> **Page and application data records**
--- START ---

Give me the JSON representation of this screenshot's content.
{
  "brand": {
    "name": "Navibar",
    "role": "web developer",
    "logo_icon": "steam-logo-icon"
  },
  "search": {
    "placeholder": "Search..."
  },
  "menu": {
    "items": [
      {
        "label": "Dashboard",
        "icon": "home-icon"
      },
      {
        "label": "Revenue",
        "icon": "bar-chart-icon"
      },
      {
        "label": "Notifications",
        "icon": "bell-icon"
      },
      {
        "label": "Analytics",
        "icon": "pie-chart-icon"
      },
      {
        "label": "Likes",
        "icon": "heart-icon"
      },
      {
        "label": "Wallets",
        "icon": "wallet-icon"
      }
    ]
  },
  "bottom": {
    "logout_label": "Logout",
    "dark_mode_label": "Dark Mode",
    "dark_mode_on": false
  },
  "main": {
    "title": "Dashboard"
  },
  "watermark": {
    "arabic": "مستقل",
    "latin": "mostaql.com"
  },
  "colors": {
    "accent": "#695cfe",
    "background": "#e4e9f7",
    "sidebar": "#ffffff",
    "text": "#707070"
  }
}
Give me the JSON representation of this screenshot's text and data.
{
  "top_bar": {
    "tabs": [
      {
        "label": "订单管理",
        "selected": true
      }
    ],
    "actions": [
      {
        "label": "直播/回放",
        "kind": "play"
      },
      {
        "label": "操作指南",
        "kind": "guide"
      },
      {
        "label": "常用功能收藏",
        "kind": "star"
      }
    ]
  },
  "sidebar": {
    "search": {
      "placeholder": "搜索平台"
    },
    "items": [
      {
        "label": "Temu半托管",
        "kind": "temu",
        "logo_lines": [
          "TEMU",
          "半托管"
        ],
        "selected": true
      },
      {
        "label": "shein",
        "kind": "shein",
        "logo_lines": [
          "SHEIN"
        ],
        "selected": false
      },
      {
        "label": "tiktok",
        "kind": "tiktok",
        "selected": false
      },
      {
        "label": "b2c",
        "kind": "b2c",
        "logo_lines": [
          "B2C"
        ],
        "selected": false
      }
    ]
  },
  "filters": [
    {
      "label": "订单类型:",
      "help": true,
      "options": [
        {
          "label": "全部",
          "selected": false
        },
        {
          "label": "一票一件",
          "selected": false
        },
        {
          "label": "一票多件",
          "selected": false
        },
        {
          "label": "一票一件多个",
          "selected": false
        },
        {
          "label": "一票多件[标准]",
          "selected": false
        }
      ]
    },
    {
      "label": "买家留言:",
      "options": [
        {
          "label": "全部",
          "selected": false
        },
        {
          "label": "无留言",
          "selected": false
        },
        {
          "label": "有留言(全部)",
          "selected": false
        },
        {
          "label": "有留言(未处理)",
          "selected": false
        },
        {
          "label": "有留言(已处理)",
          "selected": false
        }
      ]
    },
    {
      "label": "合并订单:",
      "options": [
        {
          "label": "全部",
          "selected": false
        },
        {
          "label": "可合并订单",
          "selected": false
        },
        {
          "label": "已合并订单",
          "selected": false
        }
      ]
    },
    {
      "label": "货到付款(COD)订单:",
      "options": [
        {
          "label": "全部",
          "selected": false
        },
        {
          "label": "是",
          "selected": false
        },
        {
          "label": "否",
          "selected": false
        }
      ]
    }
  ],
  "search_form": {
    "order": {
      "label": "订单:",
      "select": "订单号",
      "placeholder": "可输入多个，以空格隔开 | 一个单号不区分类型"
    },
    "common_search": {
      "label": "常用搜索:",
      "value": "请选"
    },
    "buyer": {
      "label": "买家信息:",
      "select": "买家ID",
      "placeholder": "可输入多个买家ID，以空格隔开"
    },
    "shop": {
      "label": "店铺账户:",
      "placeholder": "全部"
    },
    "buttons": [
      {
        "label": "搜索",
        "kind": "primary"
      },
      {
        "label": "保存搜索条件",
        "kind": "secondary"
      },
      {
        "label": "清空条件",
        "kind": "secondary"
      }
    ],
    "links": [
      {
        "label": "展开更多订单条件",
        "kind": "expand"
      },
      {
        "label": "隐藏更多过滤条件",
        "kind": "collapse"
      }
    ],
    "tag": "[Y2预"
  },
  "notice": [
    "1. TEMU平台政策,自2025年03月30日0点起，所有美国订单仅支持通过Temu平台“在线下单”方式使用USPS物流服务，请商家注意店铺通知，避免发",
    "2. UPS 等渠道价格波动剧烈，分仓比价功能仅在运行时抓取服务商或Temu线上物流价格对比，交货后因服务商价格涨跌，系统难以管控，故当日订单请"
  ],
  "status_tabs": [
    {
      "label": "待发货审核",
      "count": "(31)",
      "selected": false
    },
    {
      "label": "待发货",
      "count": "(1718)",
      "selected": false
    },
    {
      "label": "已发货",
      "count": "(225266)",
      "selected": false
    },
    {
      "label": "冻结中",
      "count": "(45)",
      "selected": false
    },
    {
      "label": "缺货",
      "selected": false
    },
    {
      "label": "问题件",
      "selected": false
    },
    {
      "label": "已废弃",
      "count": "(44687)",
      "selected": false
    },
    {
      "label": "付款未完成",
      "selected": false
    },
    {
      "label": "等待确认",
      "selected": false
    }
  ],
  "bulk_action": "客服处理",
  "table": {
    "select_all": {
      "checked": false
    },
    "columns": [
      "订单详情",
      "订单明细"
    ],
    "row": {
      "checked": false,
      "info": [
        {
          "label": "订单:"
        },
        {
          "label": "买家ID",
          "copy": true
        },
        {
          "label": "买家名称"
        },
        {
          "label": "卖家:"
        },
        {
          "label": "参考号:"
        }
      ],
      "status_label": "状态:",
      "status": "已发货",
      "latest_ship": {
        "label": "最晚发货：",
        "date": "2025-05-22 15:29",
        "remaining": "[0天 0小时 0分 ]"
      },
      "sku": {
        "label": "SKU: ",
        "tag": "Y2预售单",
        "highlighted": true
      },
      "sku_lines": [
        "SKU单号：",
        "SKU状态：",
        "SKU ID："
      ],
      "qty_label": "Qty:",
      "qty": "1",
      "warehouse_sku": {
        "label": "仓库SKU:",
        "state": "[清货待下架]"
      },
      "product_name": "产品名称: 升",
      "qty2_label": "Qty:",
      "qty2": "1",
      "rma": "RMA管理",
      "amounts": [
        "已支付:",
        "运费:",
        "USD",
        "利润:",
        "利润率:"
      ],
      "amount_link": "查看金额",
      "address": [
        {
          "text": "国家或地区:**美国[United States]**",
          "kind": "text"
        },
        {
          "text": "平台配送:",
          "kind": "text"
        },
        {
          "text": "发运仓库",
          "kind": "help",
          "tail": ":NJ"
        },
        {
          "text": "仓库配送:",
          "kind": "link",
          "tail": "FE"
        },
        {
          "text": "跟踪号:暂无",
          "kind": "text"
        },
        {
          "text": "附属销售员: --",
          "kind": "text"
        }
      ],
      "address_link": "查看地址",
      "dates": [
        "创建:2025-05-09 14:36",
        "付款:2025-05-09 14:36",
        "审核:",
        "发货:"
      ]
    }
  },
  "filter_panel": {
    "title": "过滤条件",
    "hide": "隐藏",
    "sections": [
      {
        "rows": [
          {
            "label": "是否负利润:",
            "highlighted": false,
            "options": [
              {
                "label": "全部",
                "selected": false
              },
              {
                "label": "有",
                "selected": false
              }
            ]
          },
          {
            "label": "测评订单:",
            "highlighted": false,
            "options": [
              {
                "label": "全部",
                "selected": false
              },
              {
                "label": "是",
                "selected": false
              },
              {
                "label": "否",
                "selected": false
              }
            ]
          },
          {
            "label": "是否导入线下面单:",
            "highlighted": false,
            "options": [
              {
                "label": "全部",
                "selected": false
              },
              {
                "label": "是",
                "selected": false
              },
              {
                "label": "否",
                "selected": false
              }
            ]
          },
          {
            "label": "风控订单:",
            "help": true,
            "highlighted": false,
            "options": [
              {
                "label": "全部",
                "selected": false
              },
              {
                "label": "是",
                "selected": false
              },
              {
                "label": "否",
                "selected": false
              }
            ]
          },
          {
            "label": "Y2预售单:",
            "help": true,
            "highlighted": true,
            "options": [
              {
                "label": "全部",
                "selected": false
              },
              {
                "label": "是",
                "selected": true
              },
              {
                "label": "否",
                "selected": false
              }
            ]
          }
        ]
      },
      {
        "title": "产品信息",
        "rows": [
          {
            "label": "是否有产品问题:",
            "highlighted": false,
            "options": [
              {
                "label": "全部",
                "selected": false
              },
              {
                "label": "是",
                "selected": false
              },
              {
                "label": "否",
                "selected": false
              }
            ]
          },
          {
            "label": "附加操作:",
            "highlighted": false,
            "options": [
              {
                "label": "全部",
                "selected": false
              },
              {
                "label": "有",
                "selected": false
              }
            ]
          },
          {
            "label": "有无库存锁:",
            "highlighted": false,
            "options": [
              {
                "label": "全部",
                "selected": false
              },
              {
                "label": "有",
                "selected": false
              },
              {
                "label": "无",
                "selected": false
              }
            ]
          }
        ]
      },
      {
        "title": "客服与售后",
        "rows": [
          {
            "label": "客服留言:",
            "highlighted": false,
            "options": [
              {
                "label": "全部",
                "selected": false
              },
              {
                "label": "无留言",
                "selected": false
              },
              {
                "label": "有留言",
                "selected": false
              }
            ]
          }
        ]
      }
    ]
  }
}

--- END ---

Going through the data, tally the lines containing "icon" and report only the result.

> **Answer section**
7